Rick rang a bell I’ve been tolling here from time to time… we need to find ways to engage …
Filed Under: Constitution
Dick Heller, of DC v. Heller fame, finally got a gun permit today.
Unfortunately, that’s only part of the story.
The District is treating semi-automatic handguns as “machine guns”. So, the registration he succeeded at acquiring only allows him to have a revolver in his home.
Heller recently sued the city again, alleging that the registration rules adopted by the D.C. government after the ban was overturned are too cumbersome and violate the spirit and letter of the Supreme Court decision.
We discussed this story as the case went to the court, and as the decision was handed down.
The District is, in my opinion, doing all they can to thumb their nose at the Supreme Court on this one. We can certainly …
I am surprised I didn’t see more blogs lit up over this today (Allahpundit over at Hot Air did hit on it, though).
The Supreme Court was wrong.
That is, Anthony Kennedy, who wrote the majority opinion in Kennedy v. Louisiana, was wrong. If you recall, Kennedy wrote in his opinion (discussed here last week) that
Thirty-seven jurisdictions—36 States plus the Federal Government— currently impose capital punishment, but only six States authorize it for child rape.
Kennedy then used this fact to establish that Congress’ lack of action to enact capital punishment for child rape reflected the country’s growing desire to treat child rapists more kindly. I’m still gagging over that one.
In Wednesday’s New York Times, we find that Kennedy, along with …
Thank goodness, albeit another split decision, the court came through with a good decision. In DC v Heller, the court ruled in favor of gun ownership. We discussed this case back when arguments wrapped up in April. For those of you that are sure to argue that my position yesterday was that the court should have stayed away from the state’s right to legislate on the death penalty, one must understand that there are significant differences here.

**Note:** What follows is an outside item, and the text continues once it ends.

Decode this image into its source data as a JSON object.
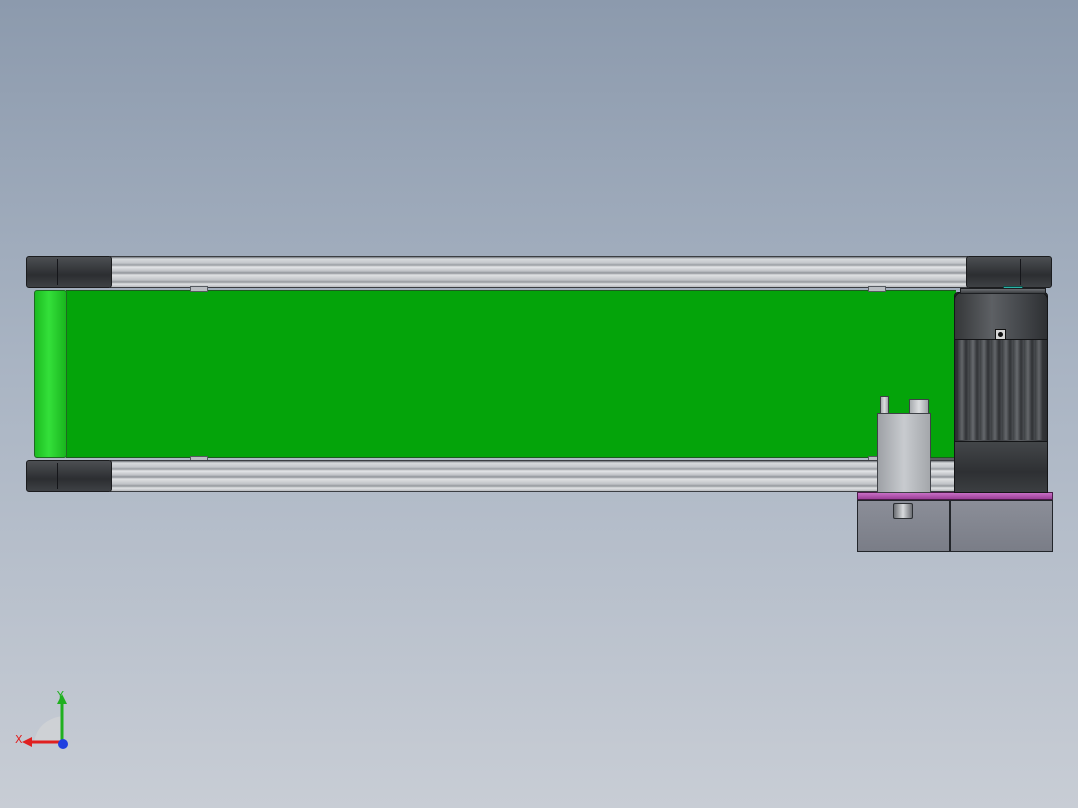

One (death penalty) has to do with the meting out of punishment, which is certainly addressed in the 8th amendment. For that reason, the court certainly has a role in ensuring that the 8th Amendment is not abrogated. In Kennedy v Louisiana, however, the case does …
Filed Under: Courts, Featured
The court is wrong.
As Lyle observes, the court has been progressively narrowing the conditions under which the death penalty can be used. By itself, this is a frustrating fact as the court appears to be referencing reasons with less basis in law and more basis in their feelings. Lyle observes:
…the longer a Justice stays on the Court and watches capital cases come and go, the greater the prospect that capital punishment will lose another vote…
But more disturbing is …
In other news, the Supreme Court has now gone too far. Sister Toldjah:
Quote of the day: “The Nation will live to regret what the Court has done today.”
That was Supreme Court Justice Antonin Scalia, in his dissent on the USSC ruling today that Gitmo detainees have habeas corpus rights.
Lyle Denniston analyzes the ruling here.
Captain Ed sums up USSC’s decision:
This will probably derail the hearings that had just begun at Gitmo for six members of the 9/11 conspiracy. By granting the unlawful combatants habeas corpus, the court has now eliminated the main reason for the military tribunal system – and for that matter, Gitmo itself. If the detainees can access American courts, they may as well be held
As disappointing as it may be, we’re closing Contest #3 without a winner.
As you may recall, the question was:
Provide the textual portion of the US Constitution that describes the well-known concept of Judicial Review, which gives the Federal Judiciary the authority to determine the constitutionality of US or State laws. Then, please name the first Justice to implement Judicial Review in the United States.
This was a trick question, since the US Constitution does not expressly give the Judiciary Branch the power to review the constitutionality of laws. This power exists based solely on the precedent set the first time it was exercised by the Supreme Court in 1803 in the case of Marbury v. Madison. John Marshall (that’s him at the left) …